Marine insurance or the one that protects cargo transport is a facilitator of international trade and a very cost-effective resilience tool, but even so, it has not managed to increase its participation in the Latin American economy. But there will always be opportunities for growth if brokers and insurers manage to figure out how to position the value offer of transport insurance, as a determining factor in the implementation of business continuity, competitiveness and sustainability strategies for their policyholders.

In Latin America, trade flows have increased about 17% and the container movements in TEUs by 33% in the last decade. Despite this expansion of cargo movement, the penetration of cargo insurance as a percentage of GDP has fallen constantly in the biggest countries of the region.

The claims rate at the end of 2020 was still comparable to that in 2010. However, the commoditization of cargo insurance might be the reason why cargo insurance penetration is comparatively low. This is a phenomenon which has been diagnosed in several round table events ALSUM has hosted. It holds that pricing is the main factor of negotiation by the insureds, underestimating the brokers’ and insurers’ efforts to differentiate their services and add value.

As for the quantity or the number of companies that should get cargo insurance policies to grant resilience and continuity of their supply chains in an efficient way, it is necessary to acknowledge that a considerable portion of the economic activity and logistics networks still work with high levels of informality regardless of the important advances in human capital, infrastructure, and ports. Many small and medium-sized companies that contribute a big part of the wealth and economic growth in Latin American countries do not have the capacity to identify their logistics risks, let alone manage them adequately. In this context, it would be useful for governments, trade unions and insurance unions to invest in training strategies which would increase the logistics risks awareness and strengthen the insurance culture within our region.

It is also true that, in order to get more companies to decide to properly insure their cargo, it is necessary for the insurers – with the help of their suppliers – to better identify the current needs of their customers and react with audacity and efficiency to the levels of insurability that insureds need, without sacrificing solvency nor sustainability.

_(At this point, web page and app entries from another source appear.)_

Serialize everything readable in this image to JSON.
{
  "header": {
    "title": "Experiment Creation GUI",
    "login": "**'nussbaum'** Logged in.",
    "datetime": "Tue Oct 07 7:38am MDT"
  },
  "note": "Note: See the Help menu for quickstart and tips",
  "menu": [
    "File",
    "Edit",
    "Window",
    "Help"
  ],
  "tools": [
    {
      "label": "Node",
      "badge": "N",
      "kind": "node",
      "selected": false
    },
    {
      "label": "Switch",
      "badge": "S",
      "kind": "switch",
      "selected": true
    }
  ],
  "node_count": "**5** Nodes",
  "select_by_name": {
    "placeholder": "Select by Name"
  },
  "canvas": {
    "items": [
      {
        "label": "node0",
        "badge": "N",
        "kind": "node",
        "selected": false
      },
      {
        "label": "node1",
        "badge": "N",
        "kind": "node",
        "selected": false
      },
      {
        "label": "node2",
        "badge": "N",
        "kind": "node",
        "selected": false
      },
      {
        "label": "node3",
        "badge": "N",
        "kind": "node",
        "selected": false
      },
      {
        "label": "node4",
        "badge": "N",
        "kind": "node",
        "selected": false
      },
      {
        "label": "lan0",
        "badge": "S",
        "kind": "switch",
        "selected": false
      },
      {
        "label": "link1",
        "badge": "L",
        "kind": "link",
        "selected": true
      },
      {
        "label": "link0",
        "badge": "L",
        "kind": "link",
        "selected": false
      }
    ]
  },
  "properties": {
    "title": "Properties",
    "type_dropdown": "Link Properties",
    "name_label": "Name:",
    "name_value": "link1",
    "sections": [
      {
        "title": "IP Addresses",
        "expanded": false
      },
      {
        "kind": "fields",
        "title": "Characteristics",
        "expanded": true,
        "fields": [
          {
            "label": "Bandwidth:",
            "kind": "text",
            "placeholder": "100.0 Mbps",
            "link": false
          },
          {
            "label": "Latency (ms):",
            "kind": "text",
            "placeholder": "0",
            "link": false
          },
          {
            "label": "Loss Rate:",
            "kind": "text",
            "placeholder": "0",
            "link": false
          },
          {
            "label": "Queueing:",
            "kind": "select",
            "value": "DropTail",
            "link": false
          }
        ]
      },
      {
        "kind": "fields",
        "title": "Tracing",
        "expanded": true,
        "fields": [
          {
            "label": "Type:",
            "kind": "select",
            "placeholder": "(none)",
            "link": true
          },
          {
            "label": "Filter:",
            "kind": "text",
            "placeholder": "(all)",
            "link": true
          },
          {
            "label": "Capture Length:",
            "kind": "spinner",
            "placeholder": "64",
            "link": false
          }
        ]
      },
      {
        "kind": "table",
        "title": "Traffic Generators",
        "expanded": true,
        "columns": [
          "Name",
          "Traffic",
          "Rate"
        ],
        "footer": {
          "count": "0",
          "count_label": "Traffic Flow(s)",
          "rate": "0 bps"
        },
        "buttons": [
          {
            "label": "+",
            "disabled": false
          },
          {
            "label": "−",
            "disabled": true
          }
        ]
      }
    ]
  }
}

To contribute to the de-commoditization of cargo insurance, and also with a bigger awareness of risks and insurance culture, ALSUM will launch at the end of 2022 a virtual course on fundamentals in cargo and hull insurance for policyholders.


By: Leonardo Umaña, Secretary-General ALSUM